The basic idea of our efficient strategy is to record the starting positions and founder origins (founder chromosome identifiers) of each chromosome segment rather than the allele state at each locus for the whole genome.

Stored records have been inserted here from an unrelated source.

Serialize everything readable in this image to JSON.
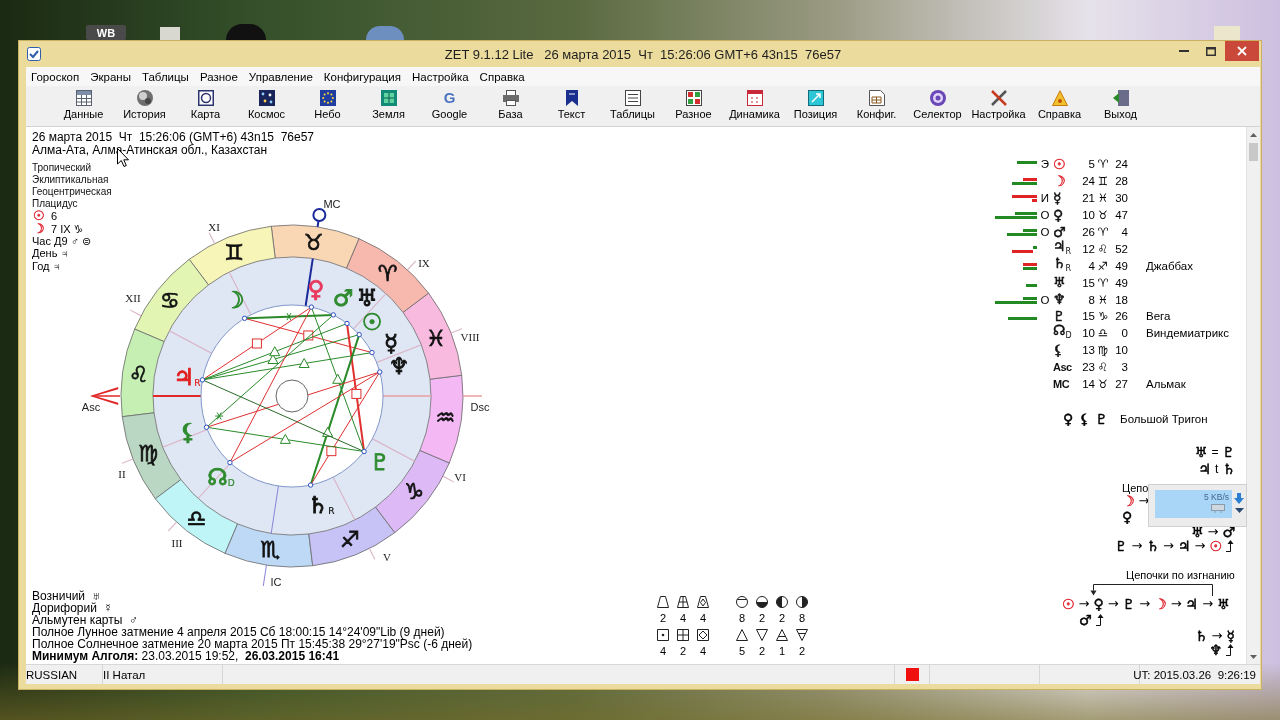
{
  "desktop": {
    "shortcut_label": "WB"
  },
  "window": {
    "title": "ZET 9.1.12 Lite   26 марта 2015  Чт  15:26:06 GMT+6 43n15  76e57"
  },
  "menu": [
    "Гороскоп",
    "Экраны",
    "Таблицы",
    "Разное",
    "Управление",
    "Конфигурация",
    "Настройка",
    "Справка"
  ],
  "toolbar": [
    {
      "label": "Данные"
    },
    {
      "label": "История"
    },
    {
      "label": "Карта"
    },
    {
      "label": "Космос"
    },
    {
      "label": "Небо"
    },
    {
      "label": "Земля"
    },
    {
      "label": "Google",
      "icon_text": "G"
    },
    {
      "label": "База"
    },
    {
      "label": "Текст"
    },
    {
      "label": "Таблицы"
    },
    {
      "label": "Разное"
    },
    {
      "label": "Динамика"
    },
    {
      "label": "Позиция"
    },
    {
      "label": "Конфиг."
    },
    {
      "label": "Селектор"
    },
    {
      "label": "Настройка"
    },
    {
      "label": "Справка"
    },
    {
      "label": "Выход"
    }
  ],
  "header": {
    "datetime": "26 марта 2015  Чт  15:26:06 (GMT+6) 43n15  76e57",
    "place": "Алма-Ата, Алма-Атинская обл., Казахстан"
  },
  "settings": [
    "Тропический",
    "Эклиптикальная",
    "Геоцентрическая",
    "Плацидус"
  ],
  "rulers": [
    {
      "symbol": {
        "glyph": "☉",
        "color": "#e0303a"
      },
      "text": "6"
    },
    {
      "symbol": {
        "glyph": "☽",
        "color": "#e0303a"
      },
      "text": "7 IX ♑"
    },
    {
      "text": "Час Д9 ♂ ⊜"
    },
    {
      "text": "День ♃"
    },
    {
      "text": "Год ♃"
    }
  ],
  "wheel": {
    "signs": [
      {
        "glyph": "♈",
        "color": "#f7b9ae"
      },
      {
        "glyph": "♉",
        "color": "#f9d7b5"
      },
      {
        "glyph": "♊",
        "color": "#f8f5b8"
      },
      {
        "glyph": "♋",
        "color": "#e3f5b3"
      },
      {
        "glyph": "♌",
        "color": "#c6efb3"
      },
      {
        "glyph": "♍",
        "color": "#b9d7c2"
      },
      {
        "glyph": "♎",
        "color": "#c0f5f7"
      },
      {
        "glyph": "♏",
        "color": "#bdd9f6"
      },
      {
        "glyph": "♐",
        "color": "#c7c3f6"
      },
      {
        "glyph": "♑",
        "color": "#ddbaf6"
      },
      {
        "glyph": "♒",
        "color": "#f4b9f5"
      },
      {
        "glyph": "♓",
        "color": "#f8badf"
      }
    ],
    "cusps": [
      {
        "kind": "asc",
        "label": "Asc"
      },
      {
        "kind": "house",
        "label": "II"
      },
      {
        "kind": "house",
        "label": "III"
      },
      {
        "kind": "ic",
        "label": "IC"
      },
      {
        "kind": "house",
        "label": "V"
      },
      {
        "kind": "house",
        "label": "VI"
      },
      {
        "kind": "dsc",
        "label": "Dsc"
      },
      {
        "kind": "house",
        "label": "VIII"
      },
      {
        "kind": "house",
        "label": "IX"
      },
      {
        "kind": "mc",
        "label": "MC"
      },
      {
        "kind": "house",
        "label": "XI"
      },
      {
        "kind": "house",
        "label": "XII"
      }
    ],
    "planets": [
      {
        "glyph": "☽",
        "color": "#2e8b2e"
      },
      {
        "glyph": "♀",
        "color": "#e8385c"
      },
      {
        "glyph": "♂",
        "color": "#2e8b2e"
      },
      {
        "glyph": "♅",
        "color": "#111111"
      },
      {
        "glyph": "☉",
        "color": "#2e8b2e"
      },
      {
        "glyph": "☿",
        "color": "#111111"
      },
      {
        "glyph": "♆",
        "color": "#111111"
      },
      {
        "glyph": "♇",
        "color": "#2e8b2e"
      },
      {
        "glyph": "♄",
        "suffix": "R",
        "color": "#111111"
      },
      {
        "glyph": "☊",
        "suffix": "D",
        "color": "#2e8b2e"
      },
      {
        "glyph": "⚸",
        "color": "#2e8b2e"
      },
      {
        "glyph": "♃",
        "suffix": "R",
        "color": "#e02020"
      }
    ]
  },
  "notes": [
    "Возничий  ♅",
    "Дорифорий  ☿",
    "Альмутен карты  ♂",
    "Полное Лунное затмение 4 апреля 2015 Сб 18:00:15 14°24'09\"Lib (9 дней)",
    "Полное Солнечное затмение 20 марта 2015 Пт 15:45:38 29°27'19\"Psc (-6 дней)",
    "**Минимум Алголя:** 23.03.2015 19:52,  **26.03.2015 16:41**"
  ],
  "symbol_counts": [
    [
      "2",
      "4",
      "4",
      "4",
      "2",
      "4"
    ],
    [
      "8",
      "2",
      "2",
      "8",
      "5",
      "2",
      "1",
      "2"
    ]
  ],
  "positions": [
    {
      "mark": "Э",
      "planet": {
        "kind": "planet",
        "glyph": "☉",
        "color": "#e0303a"
      },
      "degree": "5",
      "sign": "♈",
      "minutes": "24"
    },
    {
      "planet": {
        "kind": "planet",
        "glyph": "☽",
        "color": "#e0303a"
      },
      "degree": "24",
      "sign": "♊",
      "minutes": "28"
    },
    {
      "mark": "И",
      "planet": {
        "kind": "planet",
        "glyph": "☿",
        "color": "#111111"
      },
      "degree": "21",
      "sign": "♓",
      "minutes": "30"
    },
    {
      "mark": "О",
      "planet": {
        "kind": "planet",
        "glyph": "♀",
        "color": "#111111"
      },
      "degree": "10",
      "sign": "♉",
      "minutes": "47"
    },
    {
      "mark": "О",
      "planet": {
        "kind": "planet",
        "glyph": "♂",
        "color": "#111111"
      },
      "degree": "26",
      "sign": "♈",
      "minutes": "4"
    },
    {
      "planet": {
        "kind": "planet",
        "glyph": "♃",
        "suffix": "R",
        "color": "#111111"
      },
      "degree": "12",
      "sign": "♌",
      "minutes": "52"
    },
    {
      "planet": {
        "kind": "planet",
        "glyph": "♄",
        "suffix": "R",
        "color": "#111111"
      },
      "degree": "4",
      "sign": "♐",
      "minutes": "49",
      "star": "Джаббах"
    },
    {
      "planet": {
        "kind": "planet",
        "glyph": "♅",
        "color": "#111111"
      },
      "degree": "15",
      "sign": "♈",
      "minutes": "49"
    },
    {
      "mark": "О",
      "planet": {
        "kind": "planet",
        "glyph": "♆",
        "color": "#111111"
      },
      "degree": "8",
      "sign": "♓",
      "minutes": "18"
    },
    {
      "planet": {
        "kind": "planet",
        "glyph": "♇",
        "color": "#111111"
      },
      "degree": "15",
      "sign": "♑",
      "minutes": "26",
      "star": "Вега"
    },
    {
      "planet": {
        "kind": "planet",
        "glyph": "☊",
        "suffix": "D",
        "color": "#111111"
      },
      "degree": "10",
      "sign": "♎",
      "minutes": "0",
      "star": "Виндемиатрикс"
    },
    {
      "planet": {
        "kind": "planet",
        "glyph": "⚸",
        "color": "#111111"
      },
      "degree": "13",
      "sign": "♍",
      "minutes": "10"
    },
    {
      "planet": {
        "kind": "angle",
        "glyph": "Asc",
        "color": "#111111"
      },
      "degree": "23",
      "sign": "♌",
      "minutes": "3"
    },
    {
      "planet": {
        "kind": "angle",
        "glyph": "MC",
        "color": "#111111"
      },
      "degree": "14",
      "sign": "♉",
      "minutes": "27",
      "star": "Альмак"
    }
  ],
  "aspect_figure": {
    "symbols": [
      {
        "kind": "planet",
        "text": "♀"
      },
      {
        "kind": "planet",
        "text": "⚸"
      },
      {
        "kind": "planet",
        "text": "♇"
      }
    ],
    "name": "Большой Тригон"
  },
  "relations": [
    [
      {
        "kind": "planet",
        "text": "♅"
      },
      {
        "kind": "operator",
        "text": "="
      },
      {
        "kind": "planet",
        "text": "♇"
      }
    ],
    [
      {
        "kind": "planet",
        "text": "♃"
      },
      {
        "kind": "operator",
        "text": "t"
      },
      {
        "kind": "planet",
        "text": "♄"
      }
    ]
  ],
  "rulership_chains": {
    "title": "Цепо",
    "lines": [
      [
        {
          "kind": "planet",
          "text": "☽",
          "color": "#e0303a"
        },
        {
          "kind": "arrow",
          "text": "→"
        }
      ],
      [
        {
          "kind": "planet",
          "text": "♀"
        }
      ],
      [
        {
          "kind": "planet",
          "text": "♅"
        },
        {
          "kind": "arrow",
          "text": "→"
        },
        {
          "kind": "planet",
          "text": "♂"
        }
      ],
      [
        {
          "kind": "planet",
          "text": "♇"
        },
        {
          "kind": "arrow",
          "text": "→"
        },
        {
          "kind": "planet",
          "text": "♄"
        },
        {
          "kind": "arrow",
          "text": "→"
        },
        {
          "kind": "planet",
          "text": "♃"
        },
        {
          "kind": "arrow",
          "text": "→"
        },
        {
          "kind": "planet",
          "text": "☉",
          "color": "#e0303a"
        },
        {
          "kind": "hook"
        }
      ]
    ]
  },
  "exile_chains": {
    "title": "Цепочки по изгнанию",
    "chains": [
      {
        "loop": true,
        "line": [
          {
            "kind": "planet",
            "text": "☉",
            "color": "#e0303a"
          },
          {
            "kind": "arrow",
            "text": "→"
          },
          {
            "kind": "planet",
            "text": "♀"
          },
          {
            "kind": "arrow",
            "text": "→"
          },
          {
            "kind": "planet",
            "text": "♇"
          },
          {
            "kind": "arrow",
            "text": "→"
          },
          {
            "kind": "planet",
            "text": "☽",
            "color": "#e0303a"
          },
          {
            "kind": "arrow",
            "text": "→"
          },
          {
            "kind": "planet",
            "text": "♃"
          },
          {
            "kind": "arrow",
            "text": "→"
          },
          {
            "kind": "planet",
            "text": "♅"
          }
        ],
        "branch": [
          {
            "kind": "planet",
            "text": "♂"
          },
          {
            "kind": "hook"
          }
        ]
      },
      {
        "loop": false,
        "line": [
          {
            "kind": "planet",
            "text": "♄"
          },
          {
            "kind": "arrow",
            "text": "→"
          },
          {
            "kind": "planet",
            "text": "☿"
          }
        ],
        "branch": [
          {
            "kind": "planet",
            "text": "♆"
          },
          {
            "kind": "hook"
          }
        ]
      }
    ]
  },
  "speed_widget": {
    "reading": "5 KB/s"
  },
  "status_bar": {
    "language": "RUSSIAN",
    "mode": "II Натал",
    "time": "UT: 2015.03.26  9:26:19"
  }
}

An example to illustrate the simulation strategy is shown in figure 1. The pairs of starting base pair position and origin vectors for founder 1 are {[0], [a]} and {[0], [b]}. During meiosis, assuming a crossover occurs at base pair position 12 (e.g. 12.0 Mb), the pair of position and origin vectors for one of the resulting recombinant chromosomes is {[0, 12], [a, b]}. Similarly, pairs of position and origin vectors for founder 2 are {[0], [c]} and {[0], [d]}. Assuming a crossover occurs at base pair position 47 (e.g. 47.0 Mb), the pair of position and origin vectors for one of the resulting recombinant chromosomes is {[0, 47], [c, d]} . Thus, the chromosomes of the offspring of founder 1 and founder 2 are {[0, 12], [a, b]} and {[0, 47], [c, d]}. Suppose a crossover occurs at base pair position 32 during meiosis in this offspring. Then, the pair of position and origin vectors for one of the resulting recombinant chromosomes are {[0, 12, 32, 47], [a, b, c, d]}. Then, given the positions of the crossover sites and corresponding origins of chromosomes, the entire genome of any non-founder can be constructed to the density of the founder genomes. In the classical gene drop method, all allele states are dropped down sequentially from founders all the way to last generation. However, in the drop-down strategy proposed here, what are dropped down sequentially from founders to the last generation are sparse vectors containing only founder origins and crossover positions. Thus, in the absence of mutation, computing time and memory requirement to drop down this genomic information over generations is free of the number of loci. Once the origin and position vectors are available in the latter generations of interest, allele state information from founders can be dropped down directly to this generation.

figure 1